CMS will be releasing a Request for Applications (RFA) for eligible standalone PDPs and MA-PDs to participate in plan year 2020, the first year of the model. As part of a competitive application process, the model will accept applications from eligible Part D plan sponsors nationally.

If a Part D sponsor chooses to apply with a standalone PDP in a Part D region, the Part D sponsor must include all standalone PDPs in that Part D region. If a Medicare Advantage Organization (MAO) chooses to apply with an MA-PD, the MAO must include all of the eligible MA-PD plan benefit packages (PBPs) offered in or across the Part D region(s) that the MA-PD serves.

CMS will review plan sponsors’ applications for participation and only accept applications to the extent the model still ensures a competitive Part D market and CMS preserves the ability to evaluate the impact of the model.

CMS is only announcing an application period for participants beginning in the model for CY 2020 at this time. Based on participation, initial model impact, and additional considerations, CMS may consider offering additional application periods in the future.

CMS is maintaining all current Part D bid, payment, and reconciliation processes, including the application of risk corridors. Plans will continue to bid a prospective federal reinsurance amount, which will be fully reconciled as per current law.  In addition, the direct subsidy amount will be reconciled per the existing direct subsidy Part D risk corridors, including the current 15 percent plan liability in the catastrophic phase. Payment, risk adjustment, and reconciliation processes will still apply to each subsidy consistent with current law.

After a plan year, CMS will retrospectively create a spending target benchmark that represents the federal reinsurance subsidy (80 percent of Part D catastrophic phase costs after rebate) CMS projects would have been paid to participating organizations if they were not participating in the model. At the parent organization level, based on standalone PDP or MA-PD PBPs, if plan federal reinsurance subsidy spending is lower than its spending target benchmark (i.e. savings), then the parent organization will receive performance based-payments, based on the total percent saved. If the federal reinsurance subsidy spending is higher than their spending target benchmark (i.e. losses), participating parent organizations will have to repay ten percent of the difference from any additional spending. Additional details on the spending target benchmark methodology will be provided in the model RFA.

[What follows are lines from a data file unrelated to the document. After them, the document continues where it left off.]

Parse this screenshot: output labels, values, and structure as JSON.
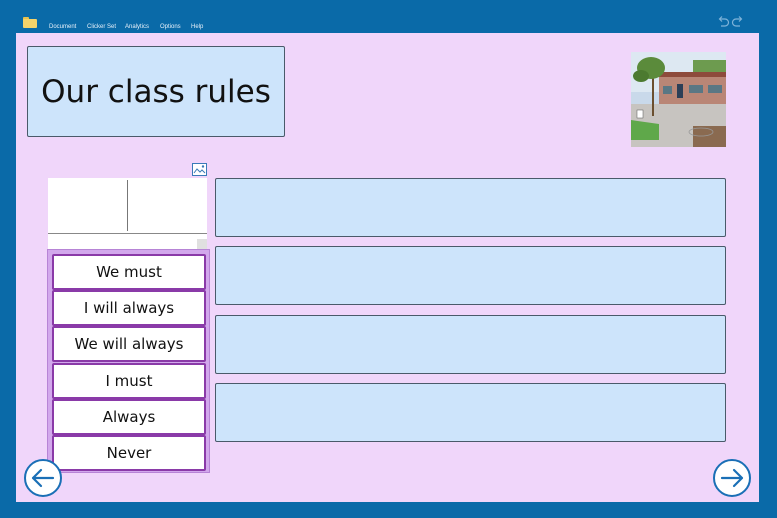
{
  "menu": {
    "items": [
      "Document",
      "Clicker Set",
      "Analytics",
      "Options",
      "Help"
    ]
  },
  "colors": {
    "frame": "#0a6aa8",
    "page": "#f0d6fa",
    "box_fill": "#cde4fb",
    "word_border": "#8a3aa8",
    "word_list_bg": "#d2a8ec"
  },
  "title": {
    "text": "Our class rules"
  },
  "word_list": {
    "items": [
      "We must",
      "I will always",
      "We will always",
      "I must",
      "Always",
      "Never"
    ]
  },
  "icons": {
    "folder": "folder-icon",
    "undo": "undo-icon",
    "redo": "redo-icon",
    "image": "image-icon",
    "back": "arrow-left-icon",
    "forward": "arrow-right-icon"
  }
}
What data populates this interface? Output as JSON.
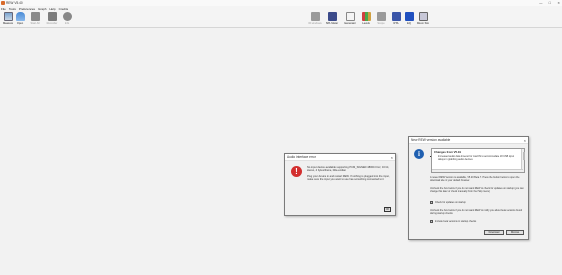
{
  "window": {
    "title": "REW V5.40",
    "buttons": [
      "—",
      "☐",
      "✕"
    ]
  },
  "menubar": {
    "items": [
      "File",
      "Tools",
      "Preferences",
      "Graph",
      "Help",
      "Credits"
    ]
  },
  "toolbar": {
    "left": [
      {
        "name": "measure",
        "label": "Measure",
        "icon": "monitor-icon",
        "disabled": false
      },
      {
        "name": "open",
        "label": "Open",
        "icon": "open-folder-icon",
        "disabled": false
      },
      {
        "name": "start-all",
        "label": "Start All",
        "icon": "start-icon",
        "disabled": true
      },
      {
        "name": "recorder",
        "label": "Recorder",
        "icon": "recorder-icon",
        "disabled": true
      },
      {
        "name": "info",
        "label": "Info",
        "icon": "info-icon",
        "disabled": true
      }
    ],
    "right": [
      {
        "name": "ir-windows",
        "label": "IR windows",
        "icon": "ir-windows-icon",
        "disabled": true
      },
      {
        "name": "spl-meter",
        "label": "SPL Meter",
        "icon": "spl-meter-icon",
        "disabled": false
      },
      {
        "name": "generator",
        "label": "Generator",
        "icon": "generator-icon",
        "disabled": false
      },
      {
        "name": "levels",
        "label": "Levels",
        "icon": "levels-icon",
        "disabled": false
      },
      {
        "name": "scope",
        "label": "Scope",
        "icon": "scope-icon",
        "disabled": true
      },
      {
        "name": "rta",
        "label": "RTA",
        "icon": "rta-icon",
        "disabled": false
      },
      {
        "name": "eq",
        "label": "EQ",
        "icon": "eq-icon",
        "disabled": false
      },
      {
        "name": "room-sim",
        "label": "Room Sim",
        "icon": "room-sim-icon",
        "disabled": false
      }
    ]
  },
  "audio_dialog": {
    "title": "Audio interface error",
    "message_1": "No input device available supporting PCM_SIGNED 48000.0 Hz, 16 bit, stereo, 4 bytes/frame, little-endian",
    "message_2": "Plug your device in and restart REW. If nothing is plugged into the input, make sure the input you want to use has something connected to it",
    "ok_label": "OK"
  },
  "update_dialog": {
    "title": "New REW version available",
    "changes_title": "Changes from V5.19",
    "changes": [
      "Increased audio data timeout for macOS to accommodate 18 USB input delays in grabbing audio devices"
    ],
    "text_1": "A newer REW Version is available, V5.20 Beta 7. Press the button below to open the download site in your default browser.",
    "text_2": "Uncheck the box below if you do not want REW to check for updates on startup (you can change this later or check manually from the Help menu)",
    "check_updates_label": "Check for updates on startup",
    "text_3": "Uncheck the box below if you do not want REW to notify you about beta versions found during startup checks",
    "include_beta_label": "Include beta versions in startup checks",
    "download_label": "Download",
    "dismiss_label": "Dismiss"
  }
}
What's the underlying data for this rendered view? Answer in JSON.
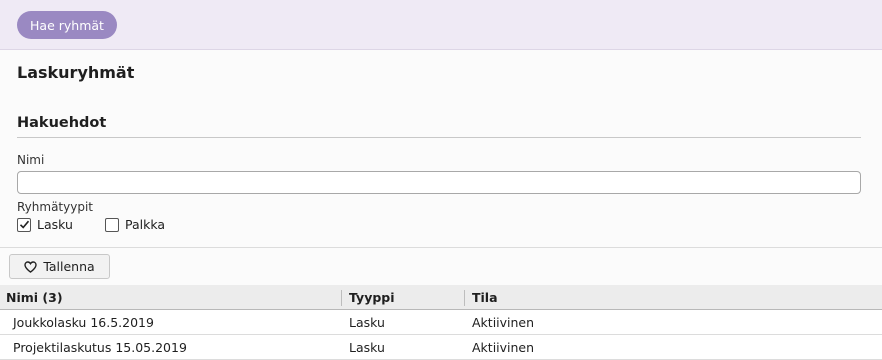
{
  "topbar": {
    "fetch_groups_label": "Hae ryhmät"
  },
  "page": {
    "title": "Laskuryhmät"
  },
  "search": {
    "section_title": "Hakuehdot",
    "name_label": "Nimi",
    "name_value": "",
    "group_types_label": "Ryhmätyypit",
    "options": [
      {
        "label": "Lasku",
        "checked": true
      },
      {
        "label": "Palkka",
        "checked": false
      }
    ]
  },
  "actions": {
    "save_label": "Tallenna"
  },
  "table": {
    "columns": [
      "Nimi (3)",
      "Tyyppi",
      "Tila"
    ],
    "rows": [
      {
        "name": "Joukkolasku 16.5.2019",
        "type": "Lasku",
        "status": "Aktiivinen"
      },
      {
        "name": "Projektilaskutus 15.05.2019",
        "type": "Lasku",
        "status": "Aktiivinen"
      }
    ]
  },
  "colors": {
    "accent": "#9a89c2",
    "topbar_bg": "#efeaf5"
  }
}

CMS will also allow model participants to propose clinically-based drug utilization management techniques that make prescription drugs with lower list price available while also ensuring appropriate beneficiary access. To that end, model participants will be granted the flexibility to create a Part D Rewards and Incentive program to strengthen the clinical relationship between their enrollee and the enrollee’s provider, and his or her chosen Part D plan. Additional programmatic flexibilities available will be outlined to model participants.

Overall, through the Part D Payment Modernization model, CMS aims to test better alignment of CMS and plan risk-sharing in Part D to increase Part D market competition, decrease beneficiary out-of-pocket and premium costs, preserve or enhance quality of care for beneficiaries, maintain and ensure affordable access to prescription drugs, and decrease Part D programmatic spending.

Additional information on the Part D Payment Modernization model can be found on the model website at  The RFA to join the model for CY 2020 will be available on the model website and applications will be accepted through March 1, 2019.

For any questions about this model, please email

[1] For an overview of Medicare Part D programmatic spending, please refer to the 2018 Annual Medicare Trustees Report: